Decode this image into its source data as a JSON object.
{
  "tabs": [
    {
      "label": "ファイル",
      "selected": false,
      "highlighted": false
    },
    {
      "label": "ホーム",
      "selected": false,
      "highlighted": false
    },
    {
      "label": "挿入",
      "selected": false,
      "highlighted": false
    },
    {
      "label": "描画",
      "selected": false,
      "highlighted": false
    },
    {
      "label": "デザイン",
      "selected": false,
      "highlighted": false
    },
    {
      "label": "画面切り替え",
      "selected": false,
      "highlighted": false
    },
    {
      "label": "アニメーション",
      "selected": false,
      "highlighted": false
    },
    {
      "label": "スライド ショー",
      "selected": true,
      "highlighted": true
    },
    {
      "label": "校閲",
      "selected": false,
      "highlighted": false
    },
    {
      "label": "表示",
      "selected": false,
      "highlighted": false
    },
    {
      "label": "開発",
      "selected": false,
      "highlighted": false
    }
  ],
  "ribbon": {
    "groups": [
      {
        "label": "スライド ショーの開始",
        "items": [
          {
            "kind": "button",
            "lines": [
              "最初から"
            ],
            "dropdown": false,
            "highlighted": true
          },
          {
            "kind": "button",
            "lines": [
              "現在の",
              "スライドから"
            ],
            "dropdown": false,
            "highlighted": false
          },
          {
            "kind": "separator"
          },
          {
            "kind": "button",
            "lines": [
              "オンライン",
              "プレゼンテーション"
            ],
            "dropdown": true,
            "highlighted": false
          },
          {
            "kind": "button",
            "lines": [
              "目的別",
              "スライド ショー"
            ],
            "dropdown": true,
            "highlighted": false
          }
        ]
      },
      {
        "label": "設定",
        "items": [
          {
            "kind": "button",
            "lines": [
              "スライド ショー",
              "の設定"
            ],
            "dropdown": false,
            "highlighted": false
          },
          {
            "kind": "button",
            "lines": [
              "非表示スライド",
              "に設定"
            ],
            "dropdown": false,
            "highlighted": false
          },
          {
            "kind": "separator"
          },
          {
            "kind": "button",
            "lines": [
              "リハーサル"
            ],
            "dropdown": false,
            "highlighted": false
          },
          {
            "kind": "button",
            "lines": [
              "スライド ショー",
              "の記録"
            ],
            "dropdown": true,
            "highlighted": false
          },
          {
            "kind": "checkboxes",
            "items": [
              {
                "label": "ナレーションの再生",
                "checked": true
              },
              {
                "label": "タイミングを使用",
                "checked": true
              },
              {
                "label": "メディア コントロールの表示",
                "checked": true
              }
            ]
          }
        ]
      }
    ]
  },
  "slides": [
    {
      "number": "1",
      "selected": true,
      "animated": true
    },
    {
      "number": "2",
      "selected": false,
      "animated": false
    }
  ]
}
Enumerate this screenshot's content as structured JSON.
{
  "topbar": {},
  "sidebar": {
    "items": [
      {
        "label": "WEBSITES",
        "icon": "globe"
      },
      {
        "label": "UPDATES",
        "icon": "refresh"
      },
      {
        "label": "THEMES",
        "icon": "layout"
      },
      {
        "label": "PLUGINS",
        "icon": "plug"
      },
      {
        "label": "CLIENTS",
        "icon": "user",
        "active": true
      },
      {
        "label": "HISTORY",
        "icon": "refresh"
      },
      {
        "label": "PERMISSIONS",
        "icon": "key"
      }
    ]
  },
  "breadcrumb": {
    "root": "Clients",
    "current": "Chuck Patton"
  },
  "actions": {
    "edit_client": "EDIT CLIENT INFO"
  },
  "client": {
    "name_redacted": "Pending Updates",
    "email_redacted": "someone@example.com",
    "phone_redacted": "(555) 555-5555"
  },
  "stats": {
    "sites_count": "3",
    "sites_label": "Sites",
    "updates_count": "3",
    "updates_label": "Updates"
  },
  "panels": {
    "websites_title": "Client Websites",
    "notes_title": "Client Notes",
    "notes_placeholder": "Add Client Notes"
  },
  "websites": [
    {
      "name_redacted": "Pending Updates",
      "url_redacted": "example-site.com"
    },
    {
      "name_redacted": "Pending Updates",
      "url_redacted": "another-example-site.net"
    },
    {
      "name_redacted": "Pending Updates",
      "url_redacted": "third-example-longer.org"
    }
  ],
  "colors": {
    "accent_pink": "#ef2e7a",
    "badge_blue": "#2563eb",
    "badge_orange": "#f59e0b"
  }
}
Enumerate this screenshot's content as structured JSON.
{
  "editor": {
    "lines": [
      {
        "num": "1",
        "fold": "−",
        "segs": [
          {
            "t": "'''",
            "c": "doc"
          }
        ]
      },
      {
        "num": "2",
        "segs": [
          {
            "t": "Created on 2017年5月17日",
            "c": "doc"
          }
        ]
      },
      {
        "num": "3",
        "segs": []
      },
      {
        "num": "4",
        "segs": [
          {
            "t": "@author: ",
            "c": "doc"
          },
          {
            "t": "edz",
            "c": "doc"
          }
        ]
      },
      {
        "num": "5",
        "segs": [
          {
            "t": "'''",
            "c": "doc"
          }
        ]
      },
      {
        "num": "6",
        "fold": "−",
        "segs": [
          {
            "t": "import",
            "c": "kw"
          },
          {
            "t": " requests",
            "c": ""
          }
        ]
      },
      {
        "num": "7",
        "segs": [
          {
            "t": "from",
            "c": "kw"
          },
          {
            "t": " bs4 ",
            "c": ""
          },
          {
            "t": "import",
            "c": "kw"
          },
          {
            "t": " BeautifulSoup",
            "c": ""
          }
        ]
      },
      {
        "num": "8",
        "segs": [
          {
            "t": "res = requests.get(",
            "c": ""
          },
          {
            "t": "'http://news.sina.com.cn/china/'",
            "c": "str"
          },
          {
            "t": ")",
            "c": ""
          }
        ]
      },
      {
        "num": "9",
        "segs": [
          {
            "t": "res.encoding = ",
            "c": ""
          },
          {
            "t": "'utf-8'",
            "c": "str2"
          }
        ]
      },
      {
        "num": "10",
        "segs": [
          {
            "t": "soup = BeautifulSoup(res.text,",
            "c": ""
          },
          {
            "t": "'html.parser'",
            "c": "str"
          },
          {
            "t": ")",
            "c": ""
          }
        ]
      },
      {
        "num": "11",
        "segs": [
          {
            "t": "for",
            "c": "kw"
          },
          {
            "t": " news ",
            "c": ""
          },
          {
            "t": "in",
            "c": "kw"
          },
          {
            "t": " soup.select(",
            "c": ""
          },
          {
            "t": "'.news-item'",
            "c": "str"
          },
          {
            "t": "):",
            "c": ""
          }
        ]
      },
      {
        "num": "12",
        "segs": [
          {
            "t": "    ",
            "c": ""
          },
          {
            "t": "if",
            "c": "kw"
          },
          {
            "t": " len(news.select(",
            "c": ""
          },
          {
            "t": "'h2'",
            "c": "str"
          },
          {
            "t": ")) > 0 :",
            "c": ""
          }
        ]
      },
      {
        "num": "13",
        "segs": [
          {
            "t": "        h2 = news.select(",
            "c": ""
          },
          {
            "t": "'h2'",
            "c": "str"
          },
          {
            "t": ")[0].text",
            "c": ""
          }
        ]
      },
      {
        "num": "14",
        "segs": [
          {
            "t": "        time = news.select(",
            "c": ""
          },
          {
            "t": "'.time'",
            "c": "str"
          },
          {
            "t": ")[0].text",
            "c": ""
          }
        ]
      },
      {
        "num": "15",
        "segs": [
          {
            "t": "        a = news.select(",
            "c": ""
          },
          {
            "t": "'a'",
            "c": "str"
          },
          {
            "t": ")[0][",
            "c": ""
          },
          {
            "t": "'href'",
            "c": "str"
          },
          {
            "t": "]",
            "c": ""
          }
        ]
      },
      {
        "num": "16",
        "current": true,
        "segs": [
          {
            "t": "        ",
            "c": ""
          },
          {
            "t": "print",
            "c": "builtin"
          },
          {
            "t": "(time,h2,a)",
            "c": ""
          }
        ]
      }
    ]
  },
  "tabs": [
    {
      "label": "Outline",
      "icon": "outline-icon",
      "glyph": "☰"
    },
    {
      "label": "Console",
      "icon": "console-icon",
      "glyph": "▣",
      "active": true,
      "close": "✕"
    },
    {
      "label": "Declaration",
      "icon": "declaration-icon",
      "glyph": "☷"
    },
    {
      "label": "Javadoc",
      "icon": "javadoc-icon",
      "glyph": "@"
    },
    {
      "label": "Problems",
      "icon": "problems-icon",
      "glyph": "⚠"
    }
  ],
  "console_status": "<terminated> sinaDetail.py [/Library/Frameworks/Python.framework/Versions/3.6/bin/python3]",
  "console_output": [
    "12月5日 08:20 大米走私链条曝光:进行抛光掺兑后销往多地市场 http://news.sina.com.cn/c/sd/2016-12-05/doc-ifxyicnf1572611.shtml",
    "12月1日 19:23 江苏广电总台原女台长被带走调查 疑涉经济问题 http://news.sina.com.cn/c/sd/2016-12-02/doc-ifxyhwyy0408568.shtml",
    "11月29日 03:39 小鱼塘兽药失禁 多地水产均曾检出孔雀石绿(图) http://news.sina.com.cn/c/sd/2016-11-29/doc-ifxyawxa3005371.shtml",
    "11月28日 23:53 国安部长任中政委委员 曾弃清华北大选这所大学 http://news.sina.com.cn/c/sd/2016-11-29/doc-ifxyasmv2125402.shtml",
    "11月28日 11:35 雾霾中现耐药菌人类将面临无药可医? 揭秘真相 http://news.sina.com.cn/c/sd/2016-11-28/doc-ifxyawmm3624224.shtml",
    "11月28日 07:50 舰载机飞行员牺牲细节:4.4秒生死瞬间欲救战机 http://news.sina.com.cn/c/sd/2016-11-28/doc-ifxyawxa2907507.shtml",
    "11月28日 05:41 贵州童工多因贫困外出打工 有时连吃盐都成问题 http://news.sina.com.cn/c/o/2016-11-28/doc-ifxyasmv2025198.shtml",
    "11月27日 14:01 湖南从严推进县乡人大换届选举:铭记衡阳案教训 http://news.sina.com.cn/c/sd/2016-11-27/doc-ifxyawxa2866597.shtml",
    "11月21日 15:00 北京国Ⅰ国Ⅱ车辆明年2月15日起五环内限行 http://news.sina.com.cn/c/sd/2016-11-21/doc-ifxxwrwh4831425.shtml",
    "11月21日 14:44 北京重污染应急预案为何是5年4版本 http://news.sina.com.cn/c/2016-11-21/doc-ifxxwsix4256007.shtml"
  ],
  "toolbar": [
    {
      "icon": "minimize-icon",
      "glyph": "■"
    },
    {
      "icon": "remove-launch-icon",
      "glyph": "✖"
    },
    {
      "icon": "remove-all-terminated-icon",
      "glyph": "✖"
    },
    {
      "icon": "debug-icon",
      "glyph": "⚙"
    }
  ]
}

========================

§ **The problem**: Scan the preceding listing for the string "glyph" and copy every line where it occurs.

§ **Response for this exercise**:
      "glyph": "☰"
      "glyph": "▣",
      "glyph": "☷"
      "glyph": "@"
      "glyph": "⚠"
      "glyph": "■"
      "glyph": "✖"
      "glyph": "✖"
      "glyph": "⚙"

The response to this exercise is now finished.